Dataset records -
■ ■ ■ ■

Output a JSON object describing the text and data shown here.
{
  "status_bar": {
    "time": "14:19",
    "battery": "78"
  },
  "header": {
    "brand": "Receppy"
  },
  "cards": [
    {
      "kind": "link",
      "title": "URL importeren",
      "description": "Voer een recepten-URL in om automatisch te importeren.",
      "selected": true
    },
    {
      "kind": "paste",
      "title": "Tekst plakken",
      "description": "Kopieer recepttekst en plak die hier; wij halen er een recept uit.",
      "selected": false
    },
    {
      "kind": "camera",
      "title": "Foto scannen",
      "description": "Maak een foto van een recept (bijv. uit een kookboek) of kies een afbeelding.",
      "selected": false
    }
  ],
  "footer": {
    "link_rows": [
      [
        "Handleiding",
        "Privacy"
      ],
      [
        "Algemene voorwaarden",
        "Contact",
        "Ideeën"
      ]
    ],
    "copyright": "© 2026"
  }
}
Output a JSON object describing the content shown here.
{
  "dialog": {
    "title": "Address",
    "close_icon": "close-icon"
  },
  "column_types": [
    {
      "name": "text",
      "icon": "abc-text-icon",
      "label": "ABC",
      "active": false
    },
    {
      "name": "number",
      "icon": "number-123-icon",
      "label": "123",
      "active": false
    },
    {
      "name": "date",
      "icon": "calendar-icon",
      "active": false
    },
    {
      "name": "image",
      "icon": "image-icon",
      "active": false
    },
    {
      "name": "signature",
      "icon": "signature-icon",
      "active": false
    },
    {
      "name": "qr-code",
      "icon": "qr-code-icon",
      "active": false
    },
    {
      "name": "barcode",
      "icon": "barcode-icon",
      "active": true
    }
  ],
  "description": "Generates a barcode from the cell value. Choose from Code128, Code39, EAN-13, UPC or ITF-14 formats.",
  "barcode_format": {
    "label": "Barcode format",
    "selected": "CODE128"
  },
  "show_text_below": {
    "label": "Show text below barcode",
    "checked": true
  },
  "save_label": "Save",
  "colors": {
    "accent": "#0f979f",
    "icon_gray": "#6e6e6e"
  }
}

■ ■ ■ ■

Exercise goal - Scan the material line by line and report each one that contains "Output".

Answer section -
Output a JSON object describing the text and data shown here.
Output a JSON object describing the content shown here.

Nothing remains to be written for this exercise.